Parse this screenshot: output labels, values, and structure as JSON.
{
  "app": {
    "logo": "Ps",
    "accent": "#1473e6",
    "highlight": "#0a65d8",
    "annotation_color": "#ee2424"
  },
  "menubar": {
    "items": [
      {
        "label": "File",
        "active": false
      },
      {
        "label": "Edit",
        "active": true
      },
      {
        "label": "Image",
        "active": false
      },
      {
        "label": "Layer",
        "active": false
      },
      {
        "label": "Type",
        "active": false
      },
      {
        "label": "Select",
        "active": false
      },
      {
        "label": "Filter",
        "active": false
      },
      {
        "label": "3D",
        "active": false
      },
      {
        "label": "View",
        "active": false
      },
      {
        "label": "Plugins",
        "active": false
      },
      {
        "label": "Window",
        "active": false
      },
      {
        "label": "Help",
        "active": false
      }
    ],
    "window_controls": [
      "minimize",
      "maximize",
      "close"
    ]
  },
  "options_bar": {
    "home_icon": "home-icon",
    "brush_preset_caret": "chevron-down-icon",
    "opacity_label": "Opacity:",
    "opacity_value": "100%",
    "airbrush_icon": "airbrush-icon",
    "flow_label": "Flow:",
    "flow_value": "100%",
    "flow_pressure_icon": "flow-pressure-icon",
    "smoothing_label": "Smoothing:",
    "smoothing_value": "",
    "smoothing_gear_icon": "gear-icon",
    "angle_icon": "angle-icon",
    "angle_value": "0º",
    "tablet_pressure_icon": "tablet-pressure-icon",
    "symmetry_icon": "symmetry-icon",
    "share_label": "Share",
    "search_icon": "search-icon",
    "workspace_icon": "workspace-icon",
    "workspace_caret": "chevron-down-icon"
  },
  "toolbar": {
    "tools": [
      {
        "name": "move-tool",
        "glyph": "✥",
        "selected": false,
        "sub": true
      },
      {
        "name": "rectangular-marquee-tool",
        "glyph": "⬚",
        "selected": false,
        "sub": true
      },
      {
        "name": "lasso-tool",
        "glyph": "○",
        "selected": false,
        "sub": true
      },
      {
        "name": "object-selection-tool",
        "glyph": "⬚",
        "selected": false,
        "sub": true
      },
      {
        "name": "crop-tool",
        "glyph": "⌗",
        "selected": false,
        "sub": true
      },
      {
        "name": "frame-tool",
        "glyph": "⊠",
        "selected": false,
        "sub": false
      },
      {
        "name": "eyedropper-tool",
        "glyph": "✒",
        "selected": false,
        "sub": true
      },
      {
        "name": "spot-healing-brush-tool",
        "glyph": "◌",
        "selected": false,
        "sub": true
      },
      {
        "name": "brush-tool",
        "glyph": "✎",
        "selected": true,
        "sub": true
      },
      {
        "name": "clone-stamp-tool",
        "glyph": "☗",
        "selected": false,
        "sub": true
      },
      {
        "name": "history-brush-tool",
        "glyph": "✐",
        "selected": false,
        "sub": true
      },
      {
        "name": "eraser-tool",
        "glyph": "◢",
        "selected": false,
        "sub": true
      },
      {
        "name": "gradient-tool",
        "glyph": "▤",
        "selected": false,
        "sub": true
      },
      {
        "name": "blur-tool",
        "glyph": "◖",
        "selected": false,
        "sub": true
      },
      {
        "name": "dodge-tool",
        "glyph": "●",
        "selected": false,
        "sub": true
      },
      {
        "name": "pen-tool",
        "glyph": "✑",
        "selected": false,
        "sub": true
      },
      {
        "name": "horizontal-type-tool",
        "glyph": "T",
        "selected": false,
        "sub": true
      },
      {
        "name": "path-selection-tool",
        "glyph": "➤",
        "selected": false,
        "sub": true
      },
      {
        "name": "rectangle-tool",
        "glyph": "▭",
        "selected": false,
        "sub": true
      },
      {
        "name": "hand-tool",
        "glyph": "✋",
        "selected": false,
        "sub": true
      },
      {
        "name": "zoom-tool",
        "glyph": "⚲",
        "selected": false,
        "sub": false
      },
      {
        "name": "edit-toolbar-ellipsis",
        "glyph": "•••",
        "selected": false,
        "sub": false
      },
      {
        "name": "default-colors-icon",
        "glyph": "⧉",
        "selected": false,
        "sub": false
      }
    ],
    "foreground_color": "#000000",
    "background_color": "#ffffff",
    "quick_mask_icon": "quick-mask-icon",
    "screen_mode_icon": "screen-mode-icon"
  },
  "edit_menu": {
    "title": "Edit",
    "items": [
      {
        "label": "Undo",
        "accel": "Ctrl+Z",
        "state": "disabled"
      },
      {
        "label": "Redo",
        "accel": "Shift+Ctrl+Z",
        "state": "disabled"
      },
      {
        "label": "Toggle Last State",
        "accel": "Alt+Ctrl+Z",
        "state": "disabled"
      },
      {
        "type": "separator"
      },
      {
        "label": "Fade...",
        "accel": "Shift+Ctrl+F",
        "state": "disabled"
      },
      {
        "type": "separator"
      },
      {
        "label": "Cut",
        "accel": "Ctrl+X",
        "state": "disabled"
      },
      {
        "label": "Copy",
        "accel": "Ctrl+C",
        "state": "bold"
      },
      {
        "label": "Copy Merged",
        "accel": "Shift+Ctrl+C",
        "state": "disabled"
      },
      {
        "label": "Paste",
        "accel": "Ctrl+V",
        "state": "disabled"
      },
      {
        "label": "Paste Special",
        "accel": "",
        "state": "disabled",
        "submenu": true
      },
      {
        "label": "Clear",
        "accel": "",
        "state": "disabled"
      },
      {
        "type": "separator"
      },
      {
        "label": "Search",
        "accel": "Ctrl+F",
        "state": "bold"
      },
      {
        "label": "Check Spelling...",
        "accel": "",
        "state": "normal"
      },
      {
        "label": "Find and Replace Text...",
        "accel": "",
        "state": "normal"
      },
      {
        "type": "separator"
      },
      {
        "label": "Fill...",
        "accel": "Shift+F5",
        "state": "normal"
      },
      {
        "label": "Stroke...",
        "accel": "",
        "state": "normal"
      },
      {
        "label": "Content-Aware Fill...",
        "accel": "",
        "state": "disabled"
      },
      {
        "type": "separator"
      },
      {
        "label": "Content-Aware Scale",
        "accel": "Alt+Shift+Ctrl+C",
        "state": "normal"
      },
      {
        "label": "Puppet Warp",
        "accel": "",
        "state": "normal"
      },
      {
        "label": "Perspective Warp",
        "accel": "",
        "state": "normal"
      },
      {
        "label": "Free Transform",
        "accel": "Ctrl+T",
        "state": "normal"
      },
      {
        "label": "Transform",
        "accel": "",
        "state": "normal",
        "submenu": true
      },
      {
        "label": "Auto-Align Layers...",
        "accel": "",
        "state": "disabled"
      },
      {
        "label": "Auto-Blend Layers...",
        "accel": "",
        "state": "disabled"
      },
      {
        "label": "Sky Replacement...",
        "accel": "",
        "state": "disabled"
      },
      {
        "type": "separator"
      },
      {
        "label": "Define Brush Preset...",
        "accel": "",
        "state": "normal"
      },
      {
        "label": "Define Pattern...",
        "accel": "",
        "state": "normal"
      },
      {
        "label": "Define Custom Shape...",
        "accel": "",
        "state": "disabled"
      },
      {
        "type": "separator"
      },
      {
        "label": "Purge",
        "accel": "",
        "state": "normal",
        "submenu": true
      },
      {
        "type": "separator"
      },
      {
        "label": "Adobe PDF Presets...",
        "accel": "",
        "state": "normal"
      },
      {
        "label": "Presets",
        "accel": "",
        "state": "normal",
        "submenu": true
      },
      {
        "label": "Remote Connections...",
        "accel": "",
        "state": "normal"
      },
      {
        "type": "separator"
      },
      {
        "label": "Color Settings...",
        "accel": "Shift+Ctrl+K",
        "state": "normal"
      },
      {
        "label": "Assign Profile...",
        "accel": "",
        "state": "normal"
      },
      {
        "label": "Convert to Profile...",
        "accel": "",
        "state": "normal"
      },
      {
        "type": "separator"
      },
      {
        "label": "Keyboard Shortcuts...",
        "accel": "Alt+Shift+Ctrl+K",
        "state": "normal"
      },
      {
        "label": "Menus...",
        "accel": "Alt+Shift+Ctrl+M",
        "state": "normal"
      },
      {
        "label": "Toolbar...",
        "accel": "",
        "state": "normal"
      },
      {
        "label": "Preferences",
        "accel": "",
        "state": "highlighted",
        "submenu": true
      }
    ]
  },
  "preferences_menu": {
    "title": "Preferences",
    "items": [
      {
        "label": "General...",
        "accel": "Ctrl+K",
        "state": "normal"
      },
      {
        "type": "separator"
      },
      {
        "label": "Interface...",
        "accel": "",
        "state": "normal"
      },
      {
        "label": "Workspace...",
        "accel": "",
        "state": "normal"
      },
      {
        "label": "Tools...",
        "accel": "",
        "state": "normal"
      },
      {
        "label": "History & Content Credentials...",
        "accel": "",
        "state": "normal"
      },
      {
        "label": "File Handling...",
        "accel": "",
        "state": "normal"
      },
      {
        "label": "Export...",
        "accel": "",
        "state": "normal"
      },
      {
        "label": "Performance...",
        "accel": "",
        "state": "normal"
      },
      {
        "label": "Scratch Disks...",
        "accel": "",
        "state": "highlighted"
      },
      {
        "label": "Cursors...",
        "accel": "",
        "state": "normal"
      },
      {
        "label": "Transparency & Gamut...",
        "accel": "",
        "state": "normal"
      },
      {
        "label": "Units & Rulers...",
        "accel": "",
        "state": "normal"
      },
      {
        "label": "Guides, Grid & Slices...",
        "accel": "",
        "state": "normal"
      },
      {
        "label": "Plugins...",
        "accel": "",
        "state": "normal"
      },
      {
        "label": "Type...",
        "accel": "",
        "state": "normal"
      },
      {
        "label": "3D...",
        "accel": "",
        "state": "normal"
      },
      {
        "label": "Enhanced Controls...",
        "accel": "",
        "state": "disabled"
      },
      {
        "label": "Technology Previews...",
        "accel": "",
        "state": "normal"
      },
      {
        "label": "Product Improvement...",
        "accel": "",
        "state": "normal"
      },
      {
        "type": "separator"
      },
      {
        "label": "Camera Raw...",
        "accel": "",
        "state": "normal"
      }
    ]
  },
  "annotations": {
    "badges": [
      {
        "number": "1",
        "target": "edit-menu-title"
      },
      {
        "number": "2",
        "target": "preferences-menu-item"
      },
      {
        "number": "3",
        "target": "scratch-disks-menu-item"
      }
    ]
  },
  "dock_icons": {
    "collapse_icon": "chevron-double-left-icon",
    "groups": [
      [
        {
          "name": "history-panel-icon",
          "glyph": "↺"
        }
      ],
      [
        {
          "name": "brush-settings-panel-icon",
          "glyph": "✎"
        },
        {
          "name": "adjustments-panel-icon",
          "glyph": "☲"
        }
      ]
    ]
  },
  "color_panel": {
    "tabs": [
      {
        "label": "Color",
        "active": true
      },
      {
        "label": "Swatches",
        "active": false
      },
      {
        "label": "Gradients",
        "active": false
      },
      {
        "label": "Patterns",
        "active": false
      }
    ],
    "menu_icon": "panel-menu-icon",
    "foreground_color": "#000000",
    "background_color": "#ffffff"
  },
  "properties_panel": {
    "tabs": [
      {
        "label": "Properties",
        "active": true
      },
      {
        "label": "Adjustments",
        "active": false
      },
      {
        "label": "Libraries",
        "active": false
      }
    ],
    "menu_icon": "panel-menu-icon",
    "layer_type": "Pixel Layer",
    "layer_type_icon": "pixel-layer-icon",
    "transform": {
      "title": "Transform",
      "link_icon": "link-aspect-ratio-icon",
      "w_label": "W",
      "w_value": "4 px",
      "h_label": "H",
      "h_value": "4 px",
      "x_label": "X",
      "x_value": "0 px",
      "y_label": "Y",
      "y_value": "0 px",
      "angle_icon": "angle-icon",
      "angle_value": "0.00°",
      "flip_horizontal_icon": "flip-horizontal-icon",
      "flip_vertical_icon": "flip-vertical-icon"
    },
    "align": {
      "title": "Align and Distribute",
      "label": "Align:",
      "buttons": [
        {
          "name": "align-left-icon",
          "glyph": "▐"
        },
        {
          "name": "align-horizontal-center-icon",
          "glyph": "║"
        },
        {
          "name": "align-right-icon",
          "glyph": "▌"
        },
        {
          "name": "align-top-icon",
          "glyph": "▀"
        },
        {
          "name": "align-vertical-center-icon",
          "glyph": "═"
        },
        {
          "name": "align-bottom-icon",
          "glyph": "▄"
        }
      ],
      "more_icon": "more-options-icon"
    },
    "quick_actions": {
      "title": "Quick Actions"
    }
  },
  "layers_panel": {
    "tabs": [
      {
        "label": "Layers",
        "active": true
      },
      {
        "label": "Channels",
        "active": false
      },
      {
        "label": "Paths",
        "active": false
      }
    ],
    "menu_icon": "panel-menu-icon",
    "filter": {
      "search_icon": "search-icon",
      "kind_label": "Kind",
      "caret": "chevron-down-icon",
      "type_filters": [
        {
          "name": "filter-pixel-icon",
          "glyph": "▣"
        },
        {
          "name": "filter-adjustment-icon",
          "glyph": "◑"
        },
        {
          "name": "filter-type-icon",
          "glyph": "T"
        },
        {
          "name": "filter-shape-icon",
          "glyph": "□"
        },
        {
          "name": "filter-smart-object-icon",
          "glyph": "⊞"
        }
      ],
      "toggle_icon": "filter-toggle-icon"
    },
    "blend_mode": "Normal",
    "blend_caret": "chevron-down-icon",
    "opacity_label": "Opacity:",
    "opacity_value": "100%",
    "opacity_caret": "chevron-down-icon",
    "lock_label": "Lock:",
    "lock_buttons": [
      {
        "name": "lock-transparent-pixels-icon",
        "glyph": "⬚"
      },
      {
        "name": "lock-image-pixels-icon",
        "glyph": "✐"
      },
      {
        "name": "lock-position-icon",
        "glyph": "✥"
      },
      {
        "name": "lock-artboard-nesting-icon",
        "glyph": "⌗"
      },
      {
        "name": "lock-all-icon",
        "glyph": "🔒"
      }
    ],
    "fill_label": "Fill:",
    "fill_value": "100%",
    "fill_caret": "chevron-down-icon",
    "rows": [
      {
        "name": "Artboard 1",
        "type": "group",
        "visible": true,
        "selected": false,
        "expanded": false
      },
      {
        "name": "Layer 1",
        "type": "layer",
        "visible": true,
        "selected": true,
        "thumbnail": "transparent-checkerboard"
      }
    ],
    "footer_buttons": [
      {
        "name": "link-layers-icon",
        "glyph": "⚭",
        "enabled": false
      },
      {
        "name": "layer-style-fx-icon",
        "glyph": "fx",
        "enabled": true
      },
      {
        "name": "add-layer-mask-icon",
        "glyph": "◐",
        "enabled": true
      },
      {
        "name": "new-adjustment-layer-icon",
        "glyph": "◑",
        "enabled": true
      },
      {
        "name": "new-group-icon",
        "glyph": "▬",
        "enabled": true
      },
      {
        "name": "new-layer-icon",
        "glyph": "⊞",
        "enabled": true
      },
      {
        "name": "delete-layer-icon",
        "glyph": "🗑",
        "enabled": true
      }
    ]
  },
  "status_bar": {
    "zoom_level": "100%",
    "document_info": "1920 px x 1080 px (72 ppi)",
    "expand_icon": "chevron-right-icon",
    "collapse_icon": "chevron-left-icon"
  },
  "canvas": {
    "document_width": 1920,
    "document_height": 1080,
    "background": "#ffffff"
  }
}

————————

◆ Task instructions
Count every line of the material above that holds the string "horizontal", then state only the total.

◆ Response
3